We’ve put robots on both the moon and mars, but scientists have never tried to soft-land a robot on a comet–until now. In this episode of The Countdown, we cover everything you need to know about the European Space Agency’s groundbreaking Rosetta mission.
Even the lander’s missteps generated valuable data
It’s summer in the northern hemisphere of a small, damp, planet orbiting a middle-aged star in a spiral galaxy of matter enjoying a brief heyday before colliding with another galaxy in some 4 billion orbits of the same small, damp, planet.
What happens when you make a low-level flyby of a cometary nucleus? You get jaw-dropping images. The above 2-shot mosaic of Comet 67P/Churyumov-Gerasimenko was taken by ESA’s Rosetta orbiter at an effective altitude of just 19.9 kilometers.
Probably not, but just possibly yes. One of the reasons that the search for life elsewhere in the universe is so exciting is that it would take only one chance discovery, one lucky break, for all the walls to come tumbling down.
Over the coming month the European Space Agency’s (ESA) Rosetta mission will fire its main engines no less than eight times to tweak its interplanetary intercept course with Comet Churyumov-Gerasimenko; eventually sidling up to the 4 kilometer wide cometary nucleus at about 7.9 meters per second in early August.
As the European Space Agency’s Philae lander bounced and settled onto the surface of comet 67P/C-G’s crumbly nucleus it wasn’t just space exploration, it was time travel.
The European Space Agency’s Rosetta mission has now released the first narrow-angle color composite image of Comet 67P – taken through a set of red, green, and blue filters.
Over the years humans have deployed spacecraft into some wild, wacky, and extremely clever orbital configurations to better study the cosmos.
Scientific discoveries across all fields just keep coming and coming. Here’s a small assortment of goodies from the past couple of weeks.
A stunning library of comet close-ups
On November 12th 2014 the European Space Agency’s Rosetta mission will eject the small robotic lander Philae on a trajectory that should take it down to the surface of comet 67P/Churyumov-Gerasimenko (or 67P/C-P for short).
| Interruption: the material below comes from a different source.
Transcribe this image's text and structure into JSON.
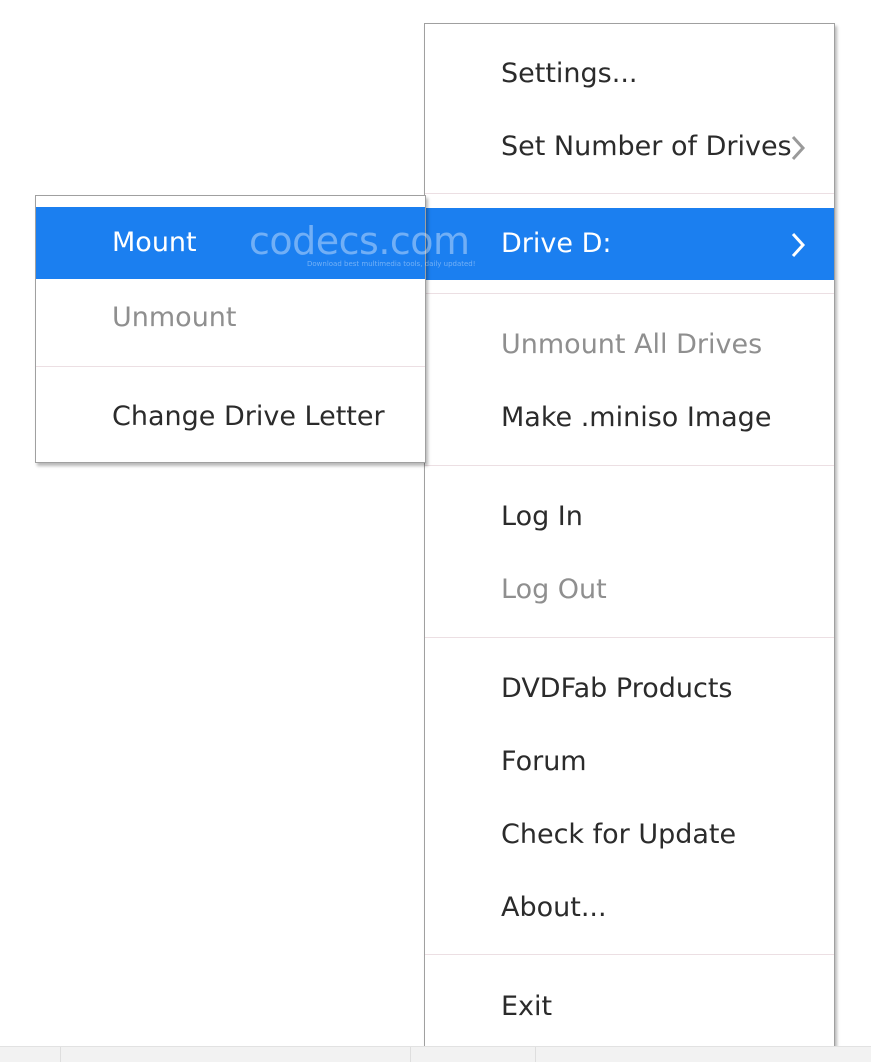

For the first time two spacecraft will soon make up-close studies of objects from the solar system’s Kuiper Belt, a mysterious region beyond Neptune’s orbit.